Directions for this task
Your answer is a copy of every line in the records where "title" appears.

[Data shown Boundary: Start]

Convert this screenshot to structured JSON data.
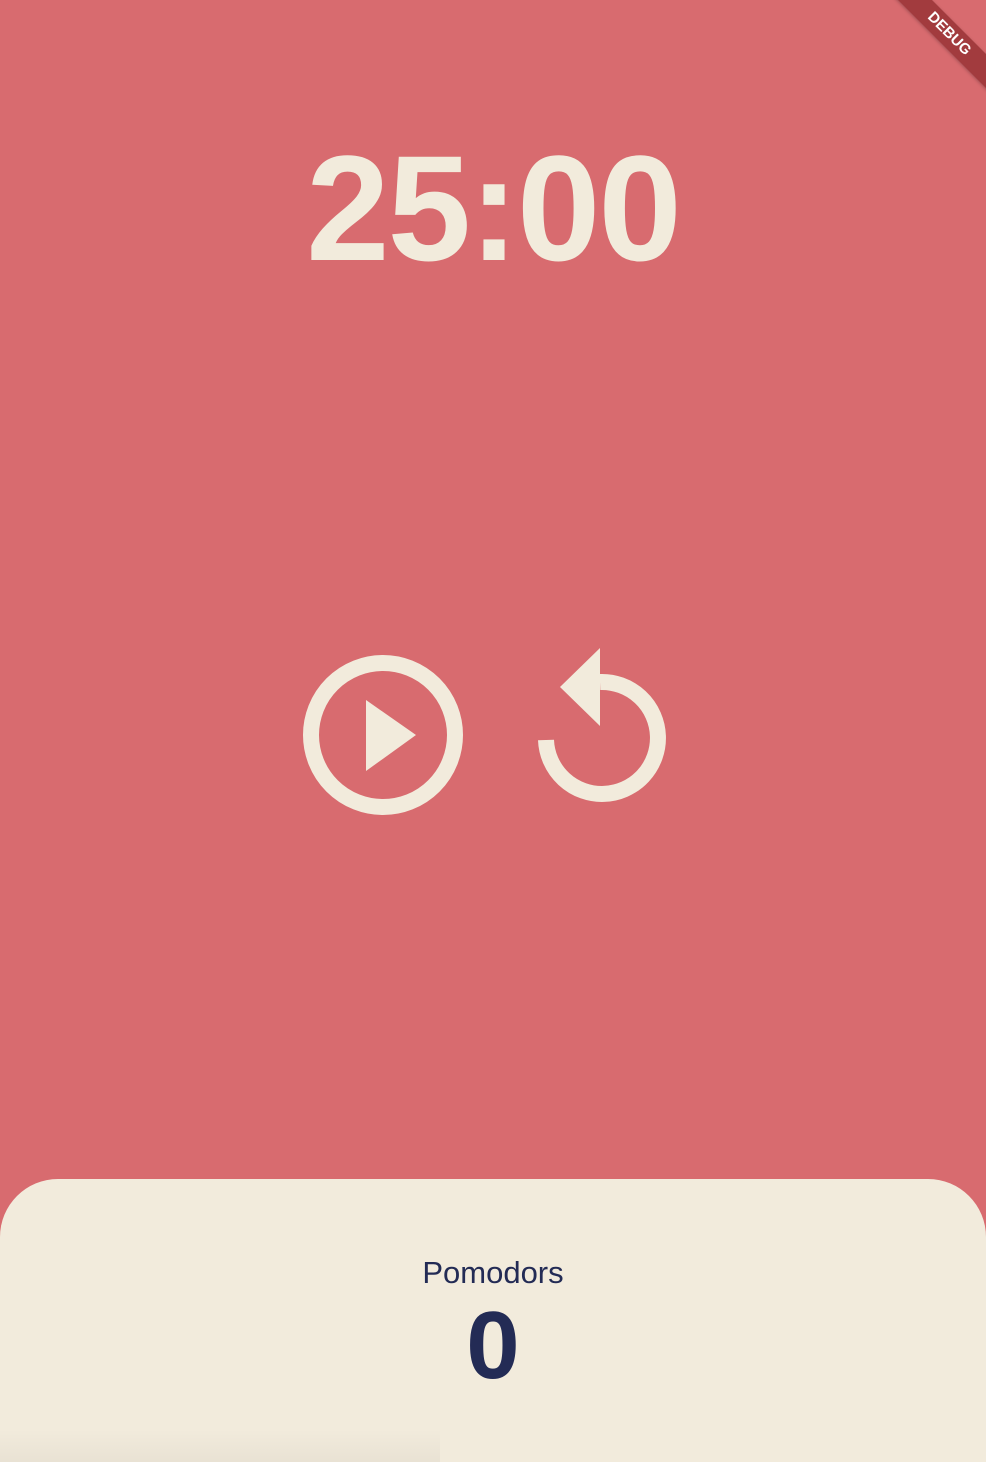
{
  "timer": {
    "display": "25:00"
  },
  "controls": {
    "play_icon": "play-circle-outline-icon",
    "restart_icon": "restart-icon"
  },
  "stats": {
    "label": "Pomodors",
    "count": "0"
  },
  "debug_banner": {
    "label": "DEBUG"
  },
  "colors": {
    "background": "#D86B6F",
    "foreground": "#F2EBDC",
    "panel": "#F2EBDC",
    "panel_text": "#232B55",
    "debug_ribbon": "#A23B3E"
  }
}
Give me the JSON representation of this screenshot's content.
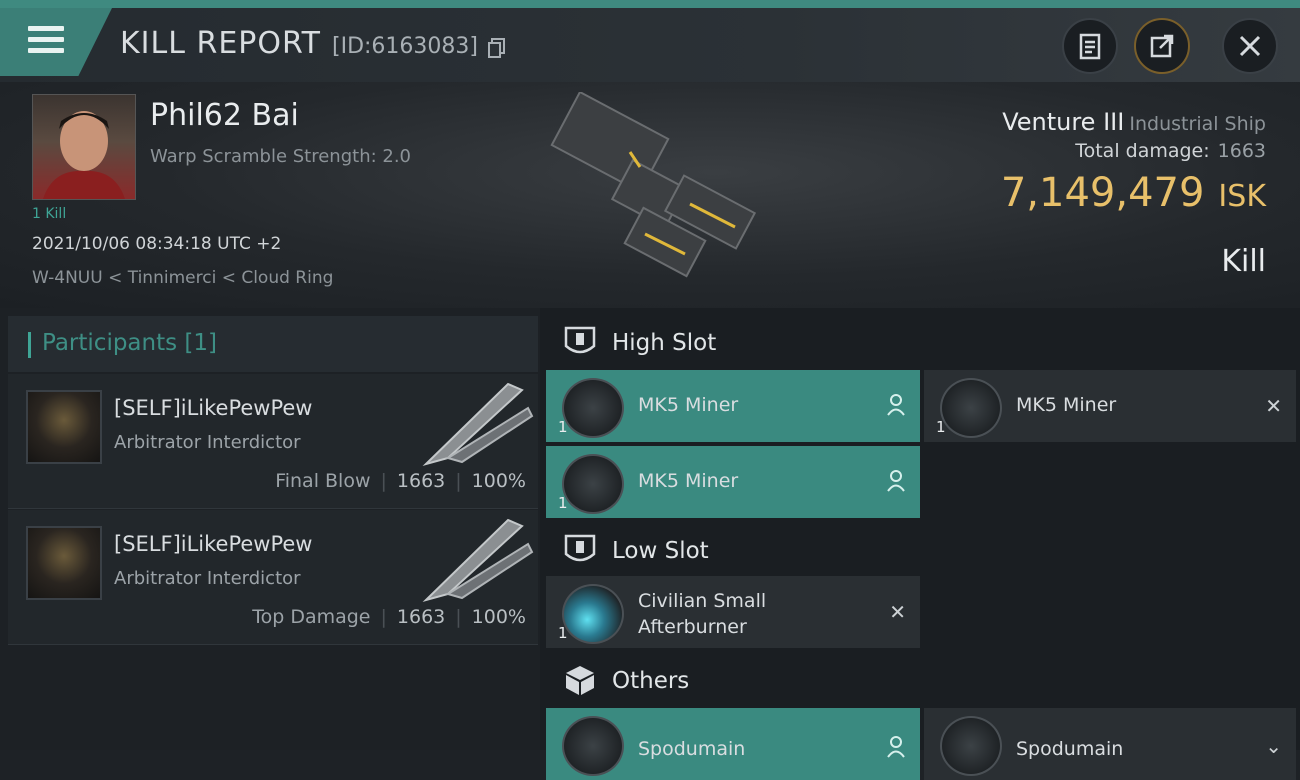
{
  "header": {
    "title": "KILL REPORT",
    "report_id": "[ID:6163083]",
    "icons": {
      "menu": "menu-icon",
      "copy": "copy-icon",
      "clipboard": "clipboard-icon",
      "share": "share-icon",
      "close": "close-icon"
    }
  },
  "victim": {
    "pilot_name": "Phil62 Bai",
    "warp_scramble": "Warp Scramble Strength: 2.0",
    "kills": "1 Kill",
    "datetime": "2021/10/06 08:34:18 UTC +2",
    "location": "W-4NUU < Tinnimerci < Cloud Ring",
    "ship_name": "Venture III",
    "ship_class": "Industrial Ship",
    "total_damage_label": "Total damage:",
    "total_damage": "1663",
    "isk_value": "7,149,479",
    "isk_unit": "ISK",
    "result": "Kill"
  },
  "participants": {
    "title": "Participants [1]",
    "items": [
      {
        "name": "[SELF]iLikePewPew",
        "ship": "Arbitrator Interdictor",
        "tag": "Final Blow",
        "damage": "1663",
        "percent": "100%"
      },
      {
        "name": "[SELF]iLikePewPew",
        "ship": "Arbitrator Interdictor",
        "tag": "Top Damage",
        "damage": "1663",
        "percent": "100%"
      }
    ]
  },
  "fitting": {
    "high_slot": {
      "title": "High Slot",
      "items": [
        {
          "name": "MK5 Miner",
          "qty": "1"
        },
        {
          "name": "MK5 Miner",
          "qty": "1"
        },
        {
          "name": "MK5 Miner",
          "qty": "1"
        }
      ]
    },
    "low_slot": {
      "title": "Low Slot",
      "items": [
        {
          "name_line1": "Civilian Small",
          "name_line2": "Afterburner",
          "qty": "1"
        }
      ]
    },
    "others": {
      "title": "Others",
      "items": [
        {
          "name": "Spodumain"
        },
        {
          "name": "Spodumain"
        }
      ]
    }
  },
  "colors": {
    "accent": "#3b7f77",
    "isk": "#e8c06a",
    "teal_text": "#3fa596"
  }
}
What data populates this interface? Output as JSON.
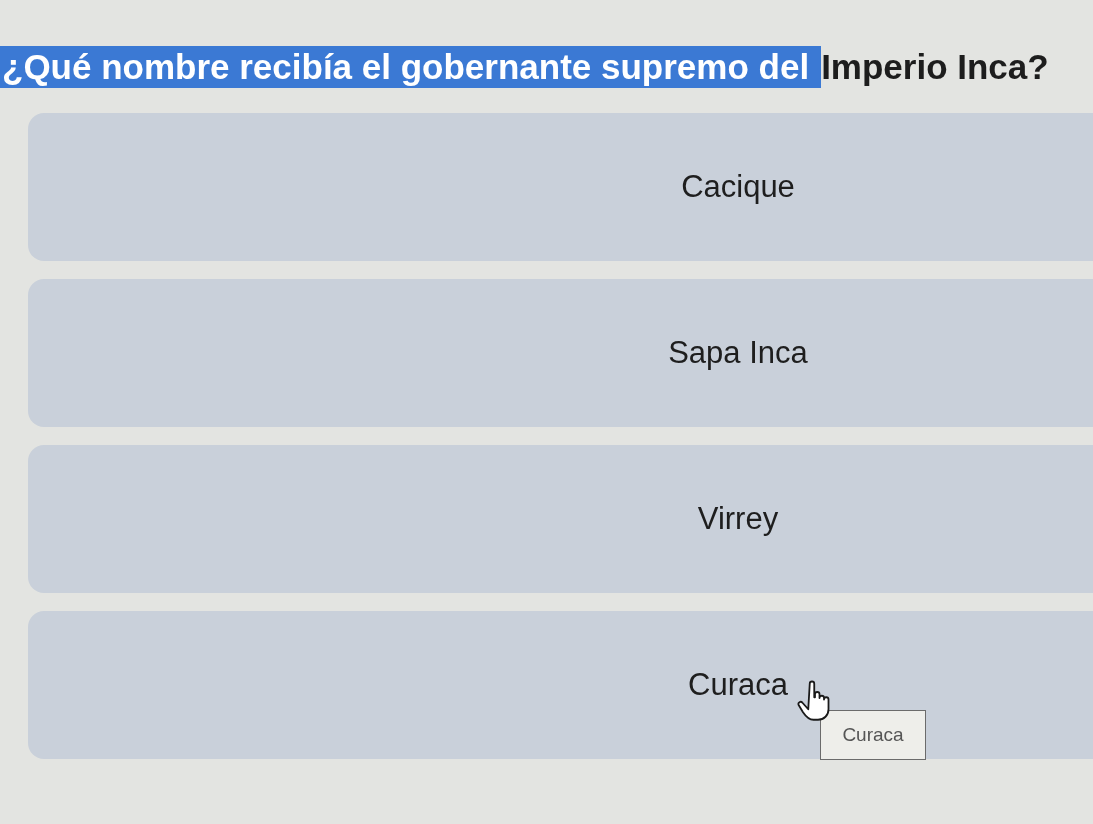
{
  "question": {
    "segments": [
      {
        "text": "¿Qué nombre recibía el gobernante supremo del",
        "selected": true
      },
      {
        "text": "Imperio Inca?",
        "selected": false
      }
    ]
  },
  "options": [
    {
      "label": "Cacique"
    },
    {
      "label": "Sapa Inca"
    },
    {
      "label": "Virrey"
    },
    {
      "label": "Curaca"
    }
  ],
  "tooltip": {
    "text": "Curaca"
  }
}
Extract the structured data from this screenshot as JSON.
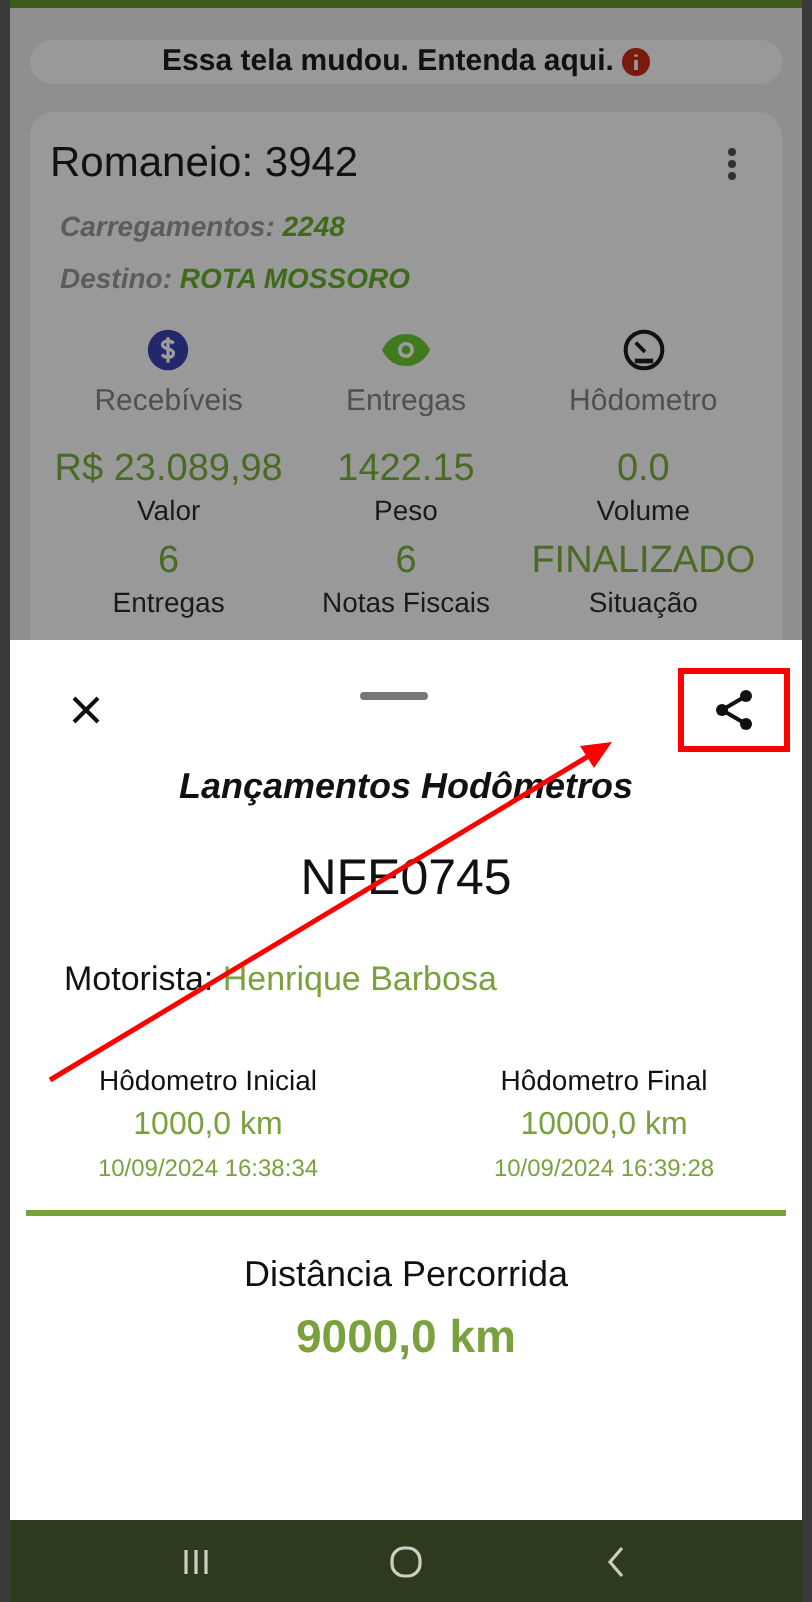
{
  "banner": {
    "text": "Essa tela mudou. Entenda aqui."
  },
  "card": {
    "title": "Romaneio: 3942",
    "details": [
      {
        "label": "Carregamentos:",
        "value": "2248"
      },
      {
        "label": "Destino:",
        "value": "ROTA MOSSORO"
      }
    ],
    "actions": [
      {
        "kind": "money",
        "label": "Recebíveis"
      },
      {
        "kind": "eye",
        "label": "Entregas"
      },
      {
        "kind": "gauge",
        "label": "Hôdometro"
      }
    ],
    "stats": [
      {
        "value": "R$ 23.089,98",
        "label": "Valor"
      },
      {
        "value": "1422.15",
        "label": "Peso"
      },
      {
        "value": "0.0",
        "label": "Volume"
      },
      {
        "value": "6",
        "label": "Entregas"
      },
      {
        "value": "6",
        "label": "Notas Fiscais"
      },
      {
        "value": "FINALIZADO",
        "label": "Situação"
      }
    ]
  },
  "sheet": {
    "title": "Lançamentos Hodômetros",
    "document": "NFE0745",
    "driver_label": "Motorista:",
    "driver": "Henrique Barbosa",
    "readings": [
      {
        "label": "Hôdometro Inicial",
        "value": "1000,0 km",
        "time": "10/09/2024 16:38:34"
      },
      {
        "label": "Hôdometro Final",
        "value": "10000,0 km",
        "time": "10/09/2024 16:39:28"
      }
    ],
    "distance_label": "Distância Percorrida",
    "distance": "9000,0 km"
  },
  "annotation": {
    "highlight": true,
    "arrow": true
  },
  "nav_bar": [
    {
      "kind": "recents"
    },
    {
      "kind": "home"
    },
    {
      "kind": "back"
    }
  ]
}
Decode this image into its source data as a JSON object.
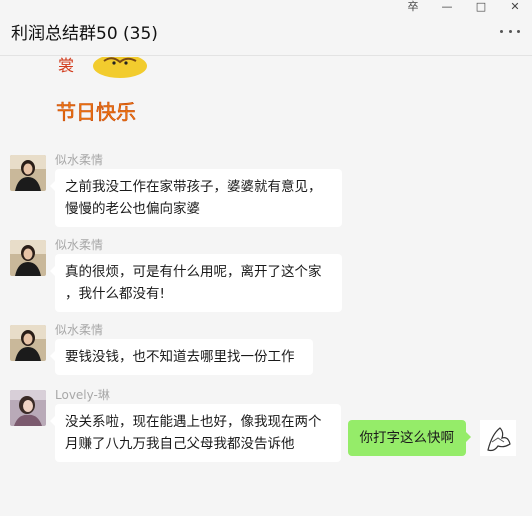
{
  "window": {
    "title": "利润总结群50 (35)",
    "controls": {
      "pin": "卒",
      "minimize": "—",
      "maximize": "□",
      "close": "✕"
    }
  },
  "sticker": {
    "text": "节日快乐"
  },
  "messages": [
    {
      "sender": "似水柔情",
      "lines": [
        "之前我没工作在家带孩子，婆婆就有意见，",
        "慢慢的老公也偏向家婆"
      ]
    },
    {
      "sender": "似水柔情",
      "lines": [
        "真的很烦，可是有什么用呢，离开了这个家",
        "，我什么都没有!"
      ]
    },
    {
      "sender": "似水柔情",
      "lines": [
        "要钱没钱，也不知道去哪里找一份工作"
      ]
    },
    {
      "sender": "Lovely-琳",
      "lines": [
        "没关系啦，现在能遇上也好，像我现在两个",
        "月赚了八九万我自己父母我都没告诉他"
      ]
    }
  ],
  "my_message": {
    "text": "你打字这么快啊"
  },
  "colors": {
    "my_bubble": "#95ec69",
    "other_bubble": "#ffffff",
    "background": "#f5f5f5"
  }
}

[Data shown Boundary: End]

Reply
    "title": "KILL REPORT",
    "title": "Participants [1]",
      "title": "High Slot",
      "title": "Low Slot",
      "title": "Others",
    "title": "Romaneio: 3942",
    "title": "Lançamentos Hodômetros",
    "title": "利润总结群50 (35)",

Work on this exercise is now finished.